This turn of events is so unexpected, because, as I’ve written, finance looms as the one policy front on which decoupling had made the least progress.  Worse, despite the obvious and more subtle threats posed by this trend to individual investors (described insightfully here by investment analyst and friend Steven A. Schoenfeld), not to mention to American security, prosperity, and privacy, the flow of U.S. capital to the People’s Republic kept swelling. So far this year alone, a record $12.5 billion has been raised for Chinese entities on U.S. stock markets in 34 listings – way up from $1.9 billion worth of new listings in 14 deals during the same period last year. And many more seemed on the way.

But don’t think that these numbers come anywhere close to revealing China’s presence in U.S. finance. The kinds of initial public offerings (IPOs) mentioned just above have been appealing to Chinese entities and to the regime because with the U.S. exchanges the world’s biggest by far, passing muster with them is like a Good Housekeeping Seal of Approval. Therefore, it’s inevitably encouraged investors the nation and world over to pile in. As a result, the total market capitalization of these entities stood at no less than $2.1 trillion as of two months ago.

In recent days, however, China has made clear that some national security concerns of its own, along with dictator Xi Jinping’s determination to bring these gigantic, highly advanced organizations closer to heel, were now outweighing the prospect of continuing to attract more oceans of U.S. and other global investment. Just two days after ride-sharing giant Didi Chuxing raised a record $4.4 billion in a June 30 Wall Street debut, Beijing’s internet regulators ordered it to stop signing up users. This past Monday, China ordered that its app be removed from Chinese app stores (as recounted here).  The announced justifications: the need both to protect national security, and users’ personal data. 

But since China’s leaders are not exactly known as champions of personal privacy, the former was surely the real reason, along with the desire to reassert control. Last weekend, in messages presumably endorsed and even placed by Chinese authorities on the Twitter-like platform Weibo, Didi was actually accused of transferring the data it collected overseas.

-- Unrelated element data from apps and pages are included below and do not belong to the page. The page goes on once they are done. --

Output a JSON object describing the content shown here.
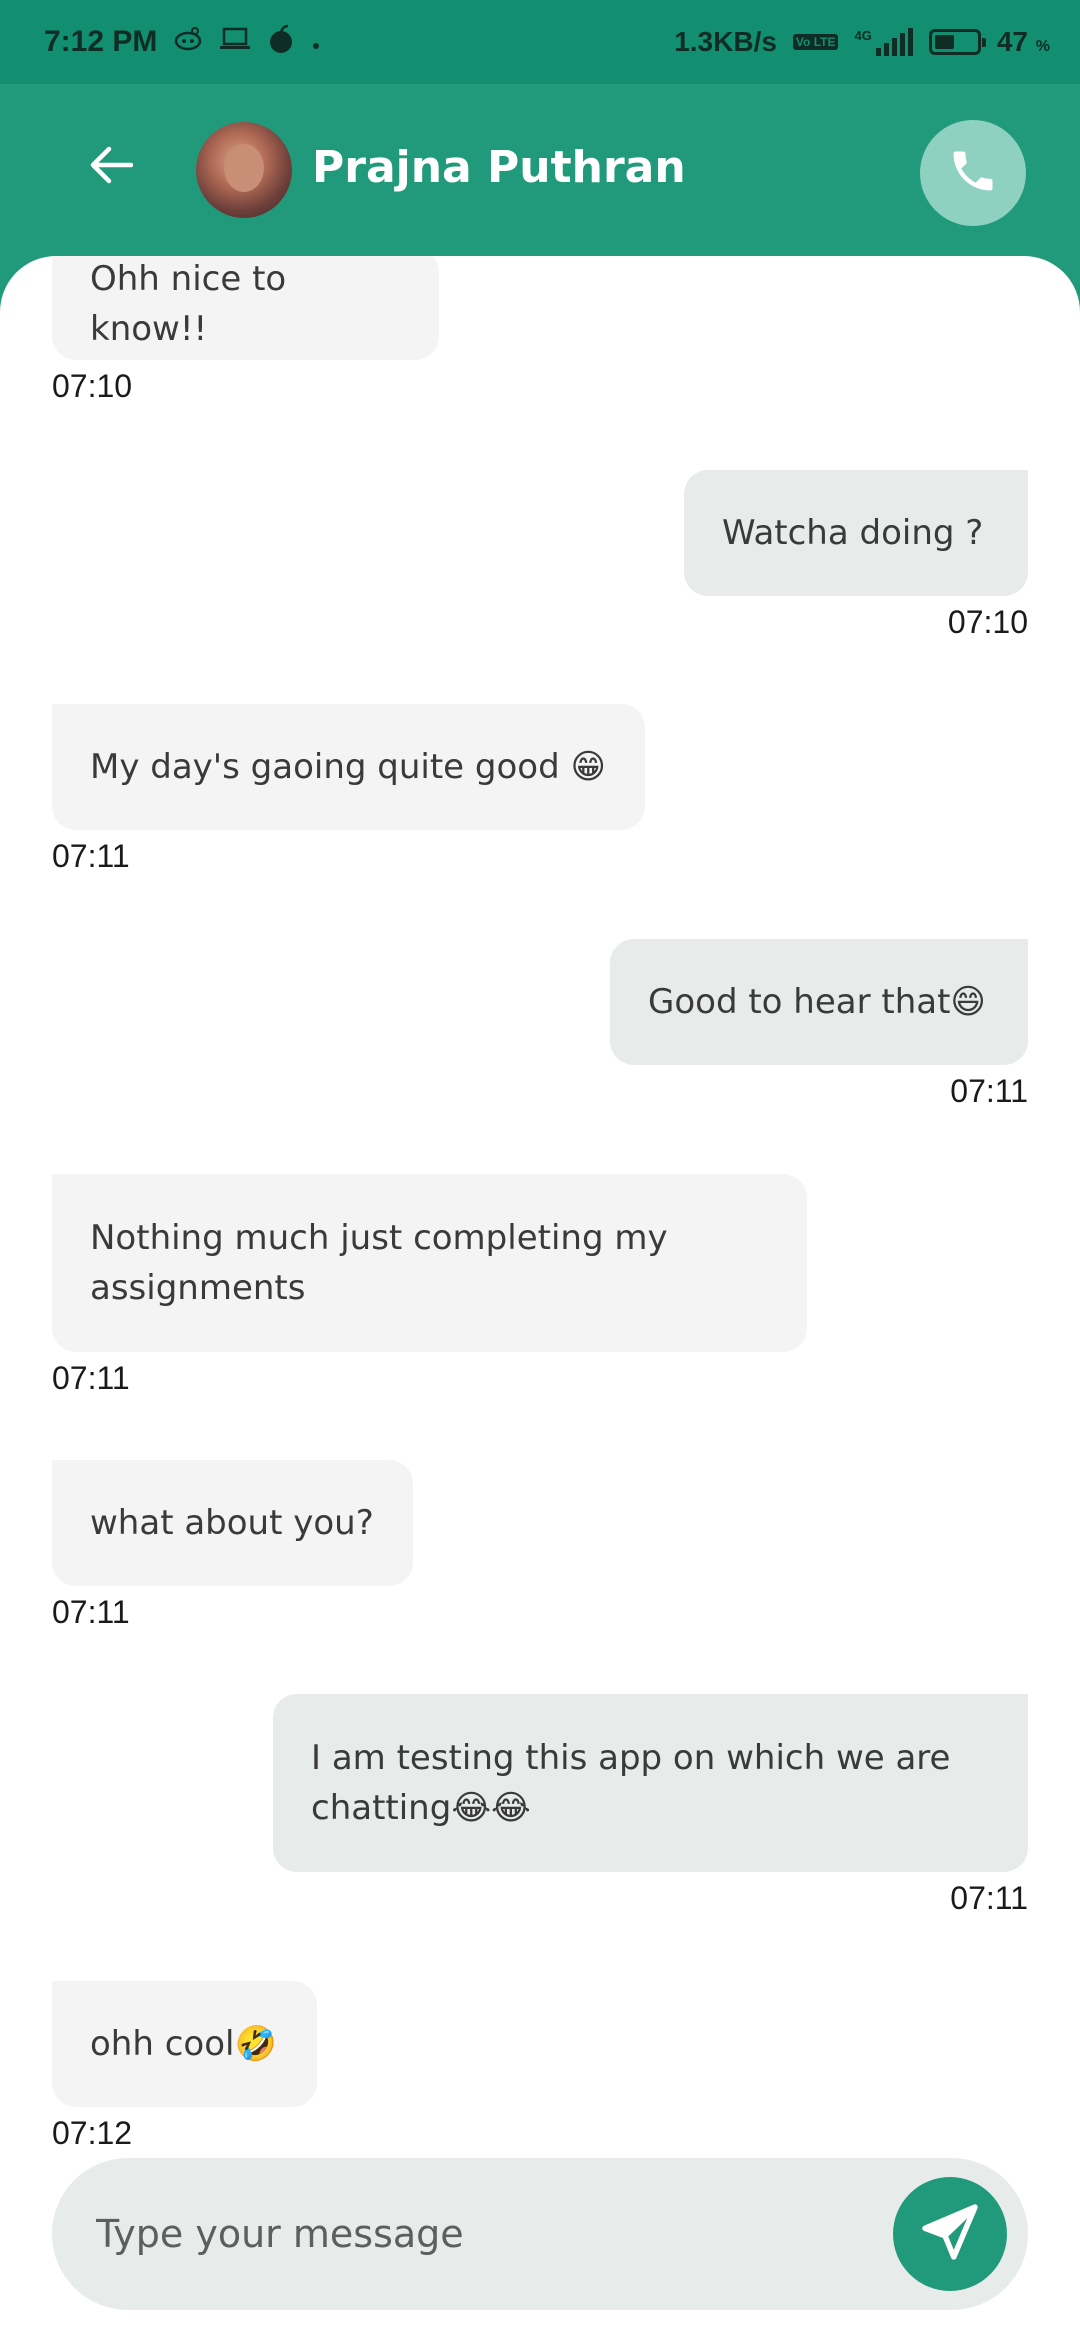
{
  "status_bar": {
    "time": "7:12 PM",
    "network_speed": "1.3KB/s",
    "volte": "Vo LTE",
    "network_type": "4G",
    "battery_percent": "47",
    "battery_unit": "%",
    "battery_level": 0.47,
    "icons": [
      "app-notification-icon",
      "laptop-icon",
      "apple-icon",
      "dot-icon"
    ]
  },
  "header": {
    "contact_name": "Prajna Puthran",
    "background_color": "#219a7b",
    "status_bar_color": "#128f71"
  },
  "messages": [
    {
      "direction": "in",
      "text": "Ohh nice to know!!",
      "time": "07:10"
    },
    {
      "direction": "out",
      "text": "Watcha doing ?",
      "time": "07:10"
    },
    {
      "direction": "in",
      "text": "My day's gaoing quite good 😁",
      "time": "07:11"
    },
    {
      "direction": "out",
      "text": "Good to hear that😄",
      "time": "07:11"
    },
    {
      "direction": "in",
      "text": "Nothing much just completing my assignments",
      "time": "07:11"
    },
    {
      "direction": "in",
      "text": "what about you?",
      "time": "07:11"
    },
    {
      "direction": "out",
      "text": "I am testing this app on which we are chatting😂😂",
      "time": "07:11"
    },
    {
      "direction": "in",
      "text": "ohh cool🤣",
      "time": "07:12"
    }
  ],
  "composer": {
    "placeholder": "Type your message",
    "value": ""
  },
  "colors": {
    "incoming_bubble": "#f4f4f4",
    "outgoing_bubble": "#e7ecea",
    "send_button": "#219a7b",
    "call_button": "#8fd1c0"
  }
}
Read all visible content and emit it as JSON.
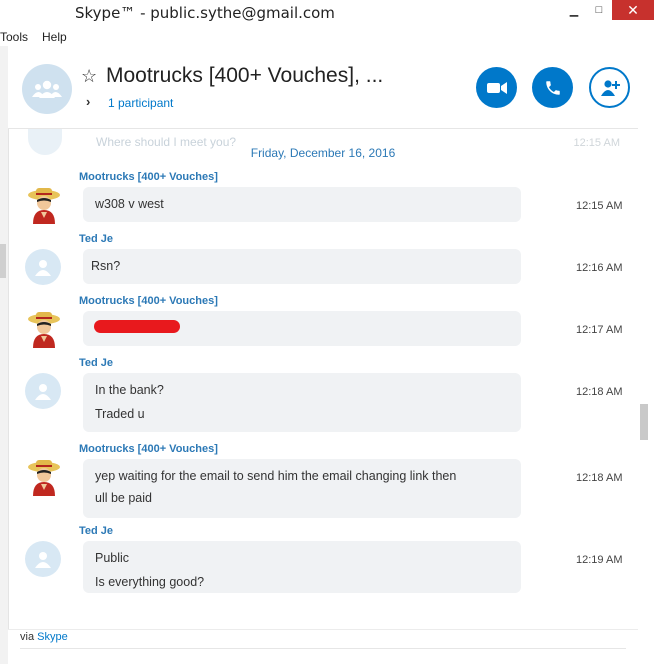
{
  "window": {
    "title": "Skype™ - public.sythe@gmail.com",
    "minimize": "▁",
    "maximize": "□",
    "close": "✕"
  },
  "menu": {
    "items": [
      "Tools",
      "Help"
    ]
  },
  "header": {
    "conversation_title": "Mootrucks [400+ Vouches], ...",
    "participants": "1 participant",
    "icons": {
      "favorite": "star-icon",
      "video": "video-icon",
      "call": "phone-icon",
      "add": "add-person-icon"
    },
    "accent": "#0078ca"
  },
  "chat": {
    "ghost_message": "Where should I meet you?",
    "ghost_time": "12:15 AM",
    "date_divider": "Friday, December 16, 2016",
    "messages": [
      {
        "sender": "Mootrucks [400+ Vouches]",
        "lines": [
          "w308 v west"
        ],
        "time": "12:15 AM"
      },
      {
        "sender": "Ted Je",
        "lines": [
          "Rsn?"
        ],
        "time": "12:16 AM"
      },
      {
        "sender": "Mootrucks [400+ Vouches]",
        "lines": [
          ""
        ],
        "redacted": true,
        "time": "12:17 AM"
      },
      {
        "sender": "Ted Je",
        "lines": [
          "In the bank?",
          "Traded u"
        ],
        "time": "12:18 AM"
      },
      {
        "sender": "Mootrucks [400+ Vouches]",
        "lines": [
          "yep waiting for the email to send him the email changing link then",
          "ull be paid"
        ],
        "time": "12:18 AM"
      },
      {
        "sender": "Ted Je",
        "lines": [
          "Public",
          "Is everything good?"
        ],
        "time": "12:19 AM"
      }
    ]
  },
  "footer": {
    "via_prefix": "via",
    "via_link": "Skype"
  }
}
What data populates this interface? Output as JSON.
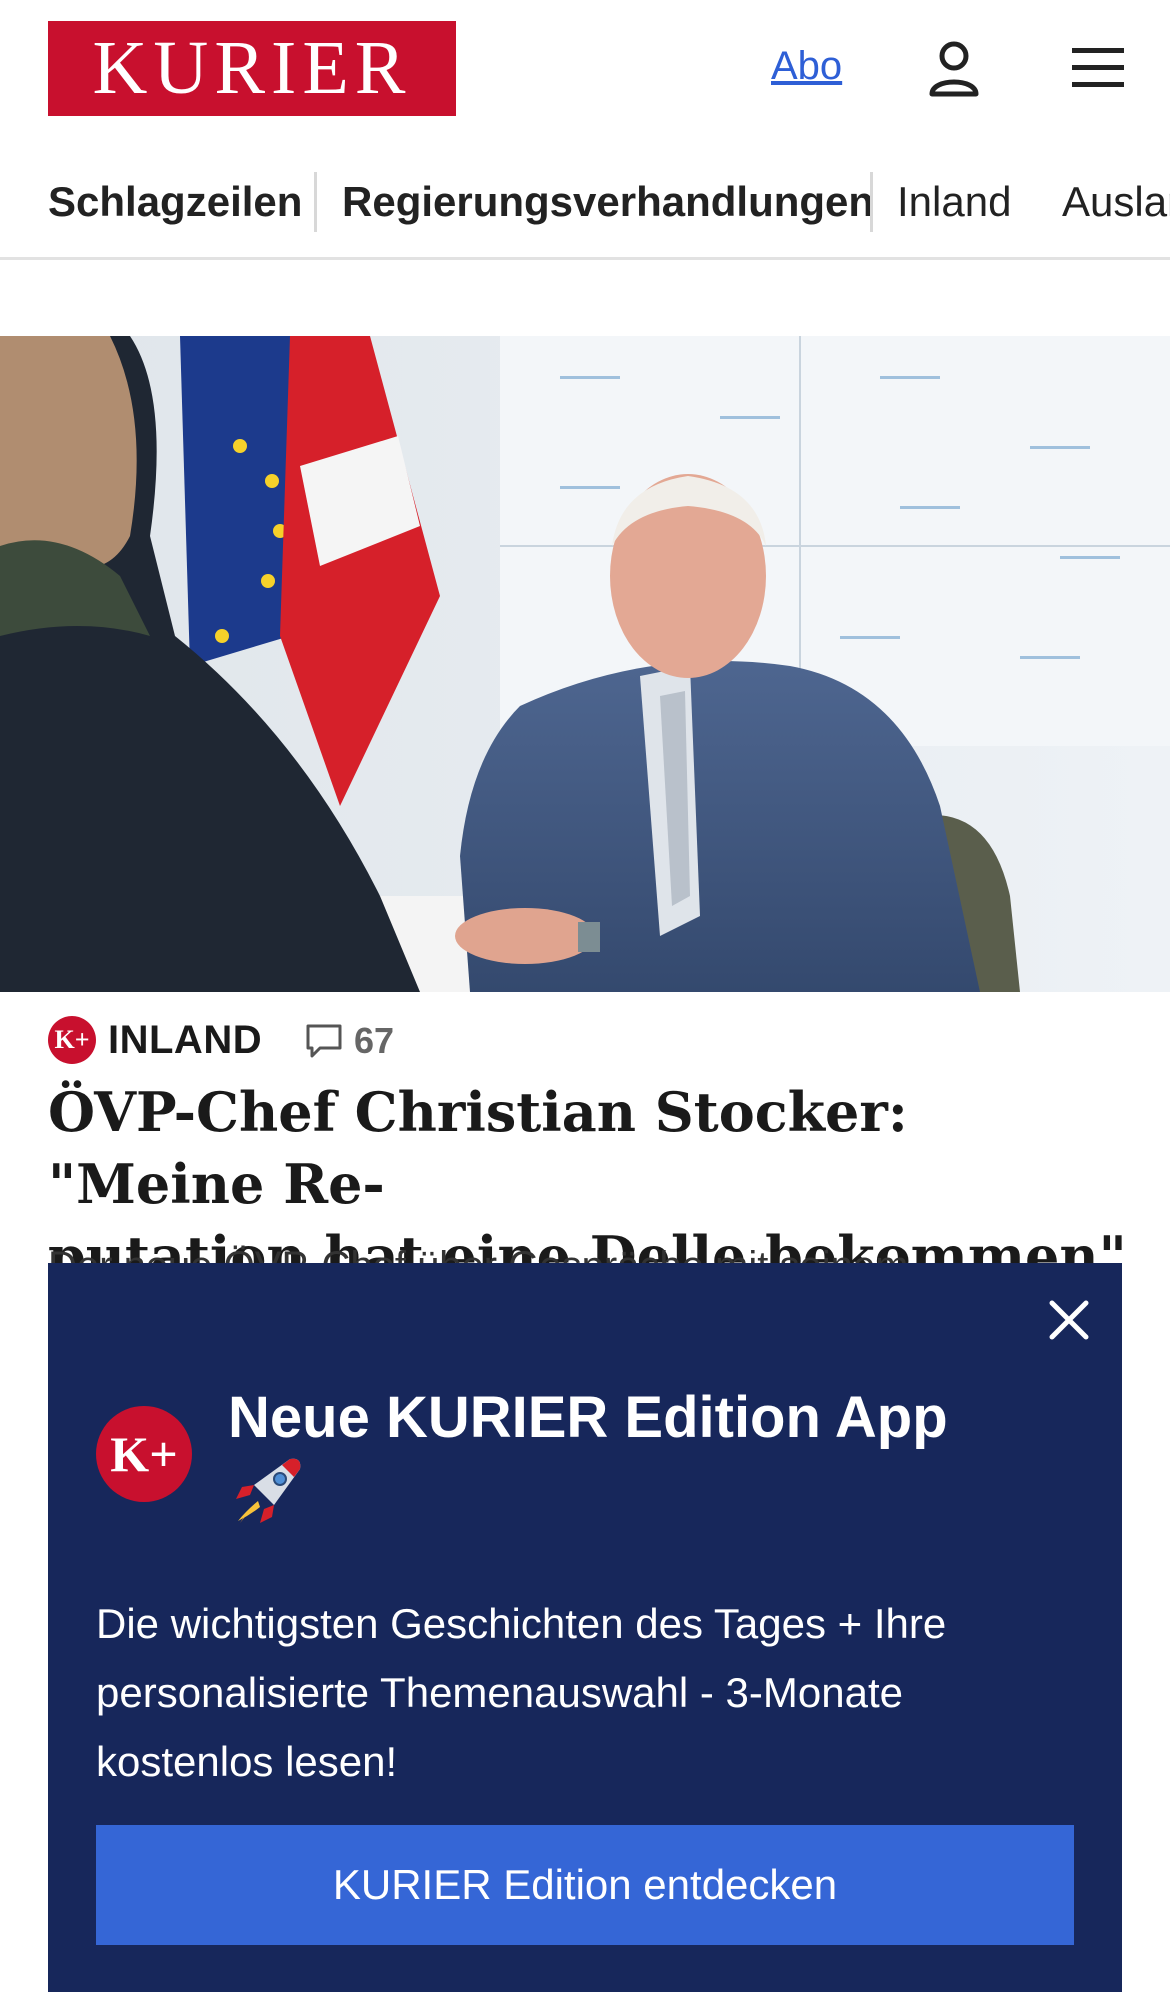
{
  "header": {
    "logo_text": "KURIER",
    "abo_label": "Abo",
    "user_icon": "user-icon",
    "menu_icon": "hamburger-menu-icon"
  },
  "nav": {
    "items": [
      {
        "label": "Schlagzeilen"
      },
      {
        "label": "Regierungsverhandlungen"
      },
      {
        "label": "Inland"
      },
      {
        "label": "Ausland"
      }
    ]
  },
  "article": {
    "badge": "K+",
    "category": "INLAND",
    "comments": "67",
    "headline_line1": "ÖVP-Chef Christian Stocker: \"Meine Re-",
    "headline_line2": "putation hat eine Delle bekommen\"",
    "teaser": "Der neue ÖVP-Chef über Gespräche mit seinem"
  },
  "promo": {
    "logo": "K+",
    "title": "Neue KURIER Edition App",
    "text": "Die wichtigsten Geschichten des Tages + Ihre personalisierte Themenauswahl - 3-Monate kostenlos lesen!",
    "cta_label": "KURIER Edition entdecken",
    "close_icon": "close-icon",
    "rocket_icon": "rocket-icon"
  },
  "colors": {
    "brand_red": "#c8102e",
    "promo_bg": "#17275b",
    "cta_blue": "#3566d6",
    "link_blue": "#2e5fd6"
  }
}
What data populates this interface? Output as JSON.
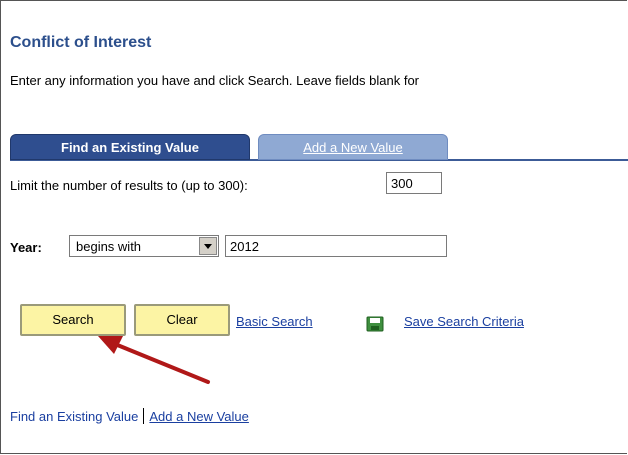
{
  "page": {
    "title": "Conflict of Interest",
    "instructions": "Enter any information you have and click Search. Leave fields blank for"
  },
  "tabs": [
    {
      "label": "Find an Existing Value"
    },
    {
      "label": "Add a New Value"
    }
  ],
  "limit": {
    "label": "Limit the number of results to (up to 300):",
    "value": "300"
  },
  "year": {
    "label": "Year:",
    "operator": "begins with",
    "value": "2012"
  },
  "actions": {
    "search_label": "Search",
    "clear_label": "Clear",
    "basic_search_label": "Basic Search",
    "save_criteria_label": "Save Search Criteria"
  },
  "bottom_links": {
    "find_existing": "Find an Existing Value",
    "add_new": "Add a New Value"
  },
  "colors": {
    "title": "#2c4f8c",
    "tab_active": "#2f4e8f",
    "tab_inactive": "#8fa9d3",
    "button_yellow": "#fcf4a4",
    "annotation_arrow": "#b01818"
  },
  "icons": {
    "save": "save-disk-icon",
    "dropdown": "chevron-down-icon",
    "annotation": "annotation-arrow"
  }
}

Since then, moreover, the crackdown has gone beyond Didi. On Monday, China also announced a cyber-security review of two entities also listed in U.S. markets, and The Wall Street Journal reported that Chinese regulators had suggested that Didi postpone its IPO. The following day, Beijing “issued a sweeping warning to its biggest companies, vowing to tighten oversight of data security and overseas listings just days after Didi Global Inc.’s contentious decision to go public in the U.S.”

This news, along with the beatings taken by the share prices of these U.S. listed companies and major counterparts in trading worldwide, have prompted widespread speculation that the Chinese IPO wave in American finance is over, a least for the time being. And almost right on cue, reportedly today a Chinese entity decided to drop its own U.S. IPO plans because of Beijing’s new stance. 

Wall Street of course isn’t happy – huge underwriting and trading fees stand to be lostBut China’s evident change of priorities represents a golden opportunity for U.S. leaders to jump in and lend a helping hand. They should make the regulatory moves needed to keep Chinese entities out of U.S. markets for good going forward, and speed up efforts to kick out those remaining. And as is not the case with other decoupling policies, American officials seemingly can be certain that China’s powerful flunkies in the Washington, D.C. swamp won’t be trying to gum up the works.